Taurine helped stave off death in laboratory animals, but researchers cautioned that the supplement is not a magic elixir.
Two scientists — one in a white lab coat, the other in a sport jacket — look at a screen that has blue and purple markings on it in a lab with a high-powered microscope on a table to their left.
A dietary supplement taken by fitness buffs could hold the key to a longer and healthier life, suggests a new study of mice, monkeys and worms. Researchers found that a high daily dose of taurine, an amino acid commonly added to energy drinks and naturally found in various foods, helped to delay death and mitigate against the biological ravages of aging.
Strength, memory and metabolism improved in the lab animals, according to the new study, published in Science. Inflammation and DNA damage were kept at bay. And middle-aged mice that regularly took taurine supplements lived significantly longer than those that did not.
Taurine — a nutrient produced by the body and obtained from animal-based foods like shellfish and turkey — has a long track record of safety, they said. But when ingested in large amounts it could cause digestive problems, kidney strain and potentially harmful interactions with medications.
Its effectiveness in promoting healthy aging in people is yet to be established — and other once-hyped anti-aging drugs that showed initial promise in mice and monkeys have not always panned out in human testing.
One small clinical trial in Brazil found that four months of low-dose taurine supplementation had positive antioxidant effects in older women, with no toxicity concerns. But larger and longer studies are needed to gauge the effectiveness of other doses of taurine, researchers said.
Human studies on taurine supplementation have generally tested low doses, typically around 1.5 grams per day. The mice and monkeys in the new study were given a dose equivalent to about three to six grams a day for humans — a level deemed safe by European regulators, but still on the higher end of the spectrum.
“The bottom line is that clinical trials need to be done,” said Vijay Yadav, a longevity researcher at Columbia University Irving Medical Center, who led the study.
Taurine got its name in the 1820s from the Latin word “taurus,” meaning bull, after German scientists first isolated the amino acid from the bile of an ox.
Dr. Yadav didn’t know anything about taurine, however, until around a decade ago, when he found that the supplement helped promote bone development in young mice born to vitamin-deficient mothers.

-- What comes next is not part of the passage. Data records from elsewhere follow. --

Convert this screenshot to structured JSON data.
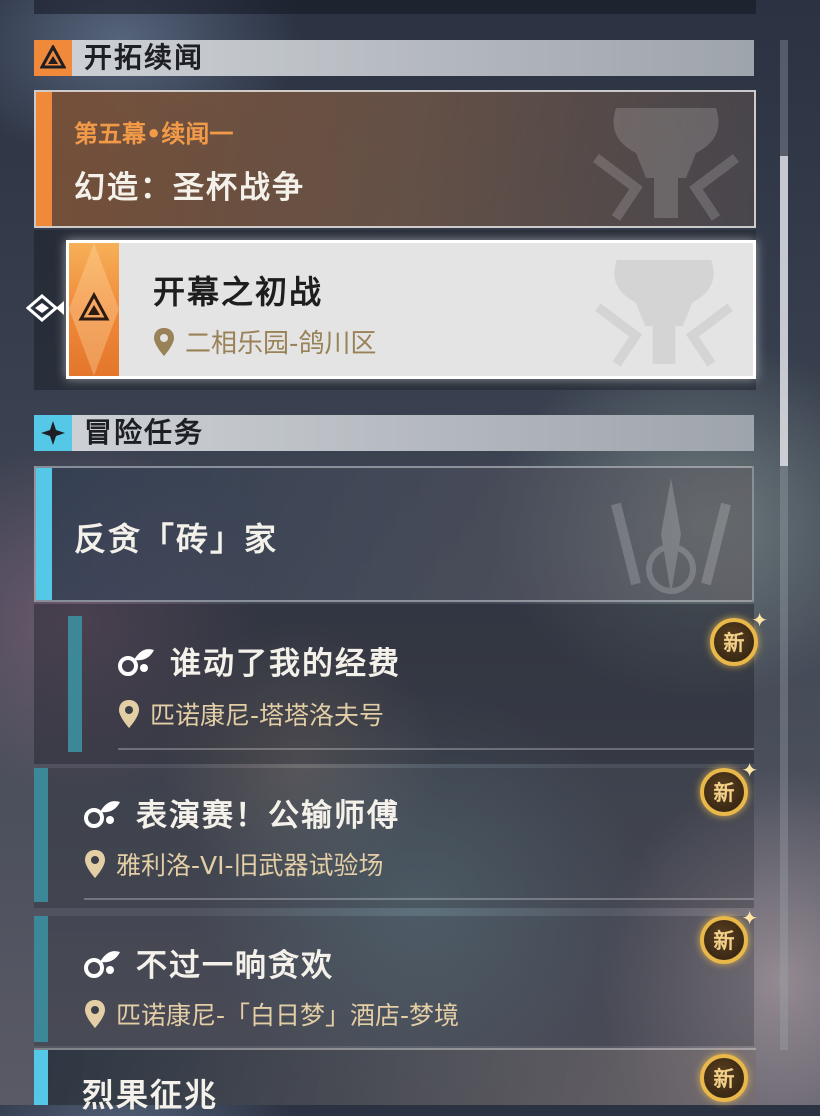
{
  "sections": {
    "trailblaze": {
      "title": "开拓续闻",
      "icon": "trailblaze-triangle-icon",
      "color": "#f08a3a"
    },
    "adventure": {
      "title": "冒险任务",
      "icon": "adventure-star-icon",
      "color": "#55c8e8"
    }
  },
  "trailblaze_card": {
    "chapter": "第五幕•续闻一",
    "name": "幻造：圣杯战争",
    "emblem": "grail-emblem-icon"
  },
  "selected_quest": {
    "name": "开幕之初战",
    "location": "二相乐园-鸽川区",
    "icon": "trailblaze-triangle-icon",
    "pointer": "selection-pointer-icon"
  },
  "adventure_card": {
    "name": "反贪「砖」家",
    "emblem": "sword-emblem-icon"
  },
  "quests": [
    {
      "name": "谁动了我的经费",
      "location": "匹诺康尼-塔塔洛夫号",
      "badge": "新"
    },
    {
      "name": "表演赛！公输师傅",
      "location": "雅利洛-VI-旧武器试验场",
      "badge": "新"
    },
    {
      "name": "不过一晌贪欢",
      "location": "匹诺康尼-「白日梦」酒店-梦境",
      "badge": "新"
    }
  ],
  "bottom_card": {
    "name": "烈果征兆",
    "badge": "新"
  },
  "colors": {
    "trailblaze_accent": "#f08a3a",
    "adventure_accent": "#55c8e8",
    "location_gold": "#e3cea6"
  }
}
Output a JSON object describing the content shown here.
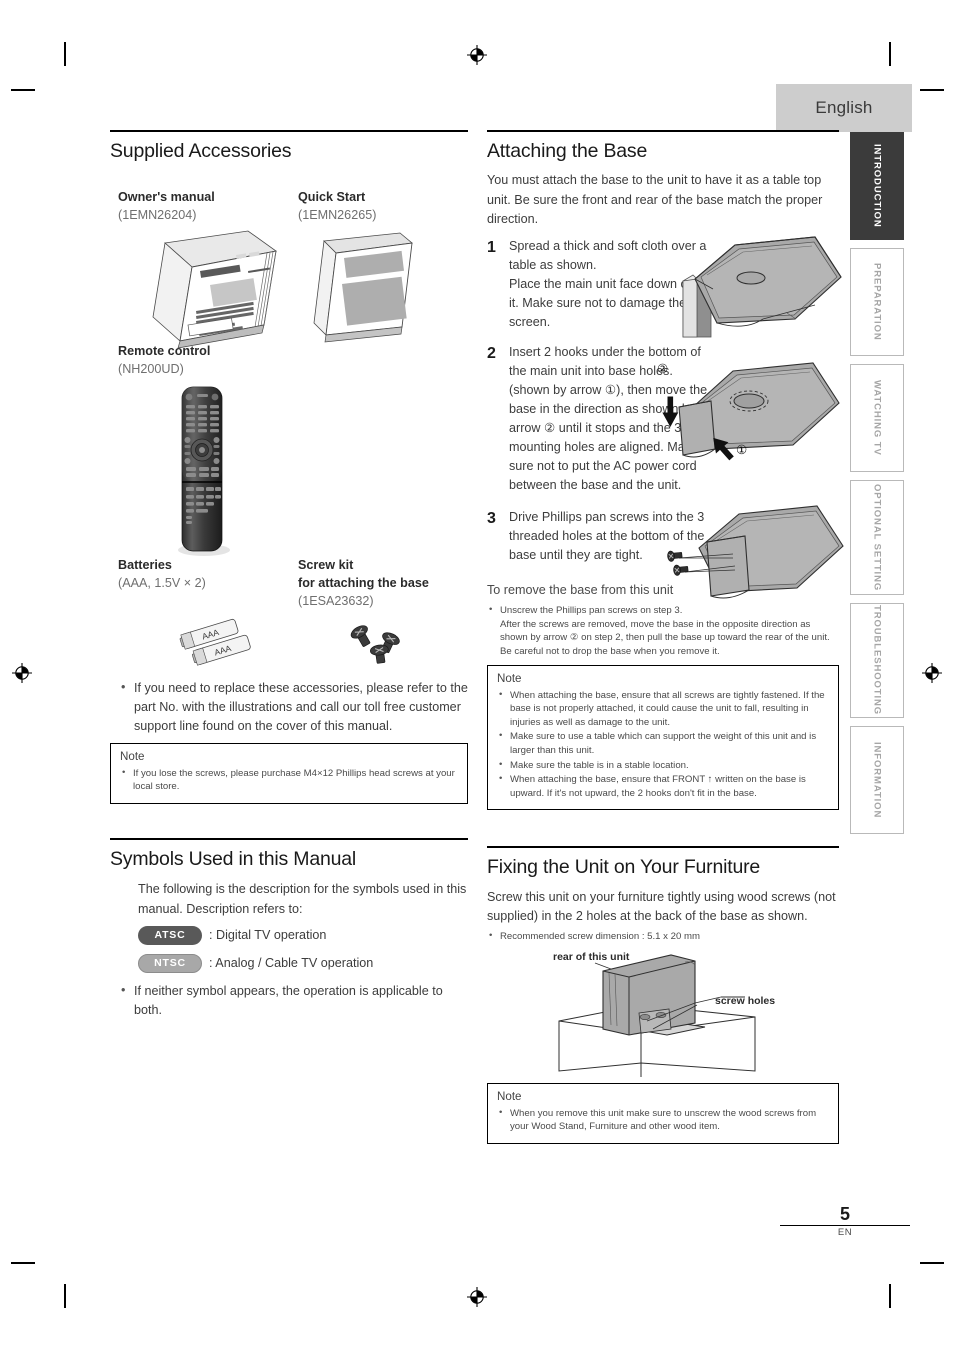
{
  "header": {
    "language_tab": "English"
  },
  "side_tabs": [
    {
      "label": "INTRODUCTION",
      "active": true
    },
    {
      "label": "PREPARATION",
      "active": false
    },
    {
      "label": "WATCHING TV",
      "active": false
    },
    {
      "label": "OPTIONAL SETTING",
      "active": false
    },
    {
      "label": "TROUBLESHOOTING",
      "active": false
    },
    {
      "label": "INFORMATION",
      "active": false
    }
  ],
  "left_column": {
    "supplied_accessories": {
      "heading": "Supplied Accessories",
      "items": [
        {
          "name": "Owner's manual",
          "code": "(1EMN26204)"
        },
        {
          "name": "Quick Start",
          "code": "(1EMN26265)"
        },
        {
          "name": "Remote control",
          "code": "(NH200UD)"
        },
        {
          "name": "Batteries",
          "code": "(AAA, 1.5V × 2)"
        },
        {
          "name": "Screw kit",
          "name2": "for attaching the base",
          "code": "(1ESA23632)"
        }
      ],
      "bullets": [
        "If you need to replace these accessories, please refer to the part No. with the illustrations and call our toll free customer support line found on the cover of this manual."
      ],
      "note": {
        "title": "Note",
        "bullets": [
          "If you lose the screws, please purchase M4×12 Phillips head screws at your local store."
        ]
      },
      "battery_label": "AAA"
    },
    "symbols": {
      "heading": "Symbols Used in this Manual",
      "intro": "The following is the description for the symbols used in this manual. Description refers to:",
      "rows": [
        {
          "badge": "ATSC",
          "text": ": Digital TV operation"
        },
        {
          "badge": "NTSC",
          "text": ": Analog / Cable TV operation"
        }
      ],
      "bullets": [
        "If neither symbol appears, the operation is applicable to both."
      ]
    }
  },
  "right_column": {
    "attaching_base": {
      "heading": "Attaching the Base",
      "intro": "You must attach the base to the unit to have it as a table top unit. Be sure the front and rear of the base match the proper direction.",
      "steps": [
        {
          "num": "1",
          "text": "Spread a thick and soft cloth over a table as shown.\nPlace the main unit face down onto it. Make sure not to damage the screen."
        },
        {
          "num": "2",
          "text": "Insert 2 hooks under the bottom of the main unit into base holes. (shown by arrow ①), then move the base in the direction as shown by arrow ② until it stops and the 3 mounting holes are aligned. Make sure not to put the AC power cord between the base and the unit."
        },
        {
          "num": "3",
          "text": "Drive Phillips pan screws into the 3 threaded holes at the bottom of the base until they are tight."
        }
      ],
      "arrow_labels": {
        "one": "①",
        "two": "②"
      },
      "remove_title": "To remove the base from this unit",
      "remove_bullets": [
        "Unscrew the Phillips pan screws on step 3.\nAfter the screws are removed, move the base in the opposite direction as shown by arrow ② on step 2, then pull the base up toward the rear of the unit. Be careful not to drop the base when you remove it."
      ],
      "note": {
        "title": "Note",
        "bullets": [
          "When attaching the base, ensure that all screws are tightly fastened. If the base is not properly attached, it could cause the unit to fall, resulting in injuries as well as damage to the unit.",
          "Make sure to use a table which can support the weight of this unit and is larger than this unit.",
          "Make sure the table is in a stable location.",
          "When attaching the base, ensure that FRONT ↑ written on the base is upward. If it's not upward, the 2 hooks don't fit in the base."
        ]
      }
    },
    "fixing_unit": {
      "heading": "Fixing the Unit on Your Furniture",
      "intro": "Screw this unit on your furniture tightly using wood screws (not supplied) in the 2 holes at the back of the base as shown.",
      "bullets": [
        "Recommended screw dimension : 5.1 x 20 mm"
      ],
      "diagram_labels": {
        "rear": "rear of this unit",
        "screw_holes": "screw holes"
      },
      "note": {
        "title": "Note",
        "bullets": [
          "When you remove this unit make sure to unscrew the wood screws from your Wood Stand, Furniture and other wood item."
        ]
      }
    }
  },
  "footer": {
    "page_number": "5",
    "language_code": "EN"
  }
}
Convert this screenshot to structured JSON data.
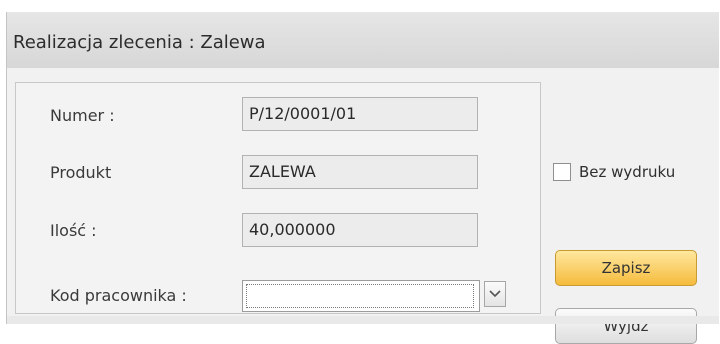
{
  "window": {
    "title": "Realizacja zlecenia : Zalewa"
  },
  "form": {
    "fields": [
      {
        "label": "Numer :",
        "value": "P/12/0001/01"
      },
      {
        "label": "Produkt",
        "value": "ZALEWA"
      },
      {
        "label": "Ilość :",
        "value": "40,000000"
      }
    ],
    "employee_code": {
      "label": "Kod pracownika :",
      "value": ""
    }
  },
  "options": {
    "no_print_label": "Bez wydruku",
    "no_print_checked": false
  },
  "actions": {
    "save_label": "Zapisz",
    "exit_label": "Wyjdź"
  },
  "icons": {
    "dropdown": "chevron-down-icon"
  }
}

Studies on humans had already linked low taurine levels to poor heart health, cognitive performance and muscle function. Some research also points to taurine underpinning the extraordinary longevity of people living on the Japanese island of Okinawa.
But whether taurine deficiency was a driver of aging, or simply a byproduct of the aging process, remained unclear.
Dr. Yadav, together with colleagues at the National Institute of Immunology in New Delhi, first measured taurine levels in people’s blood and found a steady decline with age. In 60-year-olds, taurine levels were about one-third of those in small children.
His team then gave high-dose taurine supplements to middle-aged mice and rhesus monkeys and compared their health outcomes to animals that did not get the amino acid boost. Six months of treatment were enough to see improvements in bone density, sugar metabolism and immune function in the monkeys, while the mice showed these benefits and more.
The mice gained less weight, had stronger muscles, were less anxious and showcased multiple improvements on a cellular level, including a reduction in the number of so-called zombie cells, old cells that stop dividing but continue to wreak havoc on neighboring tissues. Taurine also increased the average life span of the mice by 12 percent for females and 10 percent for males. The supplement had a similar impact on worm longevity.
The researchers also found supporting evidence for the anti-aging potential of taurine in people by analyzing two data sets.